>>>>

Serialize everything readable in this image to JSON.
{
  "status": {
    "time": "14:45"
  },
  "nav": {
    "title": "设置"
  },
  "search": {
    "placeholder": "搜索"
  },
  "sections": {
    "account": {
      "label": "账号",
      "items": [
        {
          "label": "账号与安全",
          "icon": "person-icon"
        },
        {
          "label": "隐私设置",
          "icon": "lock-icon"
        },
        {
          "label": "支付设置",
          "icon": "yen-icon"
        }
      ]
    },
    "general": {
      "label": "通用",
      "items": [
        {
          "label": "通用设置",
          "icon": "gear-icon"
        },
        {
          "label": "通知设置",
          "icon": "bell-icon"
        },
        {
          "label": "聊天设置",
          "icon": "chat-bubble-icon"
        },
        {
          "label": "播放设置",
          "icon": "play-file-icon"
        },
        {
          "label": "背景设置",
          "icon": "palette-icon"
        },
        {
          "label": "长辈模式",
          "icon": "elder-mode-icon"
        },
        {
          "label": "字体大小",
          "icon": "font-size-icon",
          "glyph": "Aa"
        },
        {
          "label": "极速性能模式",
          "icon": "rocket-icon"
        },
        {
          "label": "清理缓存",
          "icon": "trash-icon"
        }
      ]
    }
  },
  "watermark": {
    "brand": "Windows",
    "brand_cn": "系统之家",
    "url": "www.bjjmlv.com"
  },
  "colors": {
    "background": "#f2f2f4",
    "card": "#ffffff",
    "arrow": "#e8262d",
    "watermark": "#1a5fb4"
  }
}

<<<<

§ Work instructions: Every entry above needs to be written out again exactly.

§ Solution:
Serialize everything readable in this image to JSON.
{
  "status": {
    "time": "14:45"
  },
  "nav": {
    "title": "设置"
  },
  "search": {
    "placeholder": "搜索"
  },
  "sections": {
    "account": {
      "label": "账号",
      "items": [
        {
          "label": "账号与安全",
          "icon": "person-icon"
        },
        {
          "label": "隐私设置",
          "icon": "lock-icon"
        },
        {
          "label": "支付设置",
          "icon": "yen-icon"
        }
      ]
    },
    "general": {
      "label": "通用",
      "items": [
        {
          "label": "通用设置",
          "icon": "gear-icon"
        },
        {
          "label": "通知设置",
          "icon": "bell-icon"
        },
        {
          "label": "聊天设置",
          "icon": "chat-bubble-icon"
        },
        {
          "label": "播放设置",
          "icon": "play-file-icon"
        },
        {
          "label": "背景设置",
          "icon": "palette-icon"
        },
        {
          "label": "长辈模式",
          "icon": "elder-mode-icon"
        },
        {
          "label": "字体大小",
          "icon": "font-size-icon",
          "glyph": "Aa"
        },
        {
          "label": "极速性能模式",
          "icon": "rocket-icon"
        },
        {
          "label": "清理缓存",
          "icon": "trash-icon"
        }
      ]
    }
  },
  "watermark": {
    "brand": "Windows",
    "brand_cn": "系统之家",
    "url": "www.bjjmlv.com"
  },
  "colors": {
    "background": "#f2f2f4",
    "card": "#ffffff",
    "arrow": "#e8262d",
    "watermark": "#1a5fb4"
  }
}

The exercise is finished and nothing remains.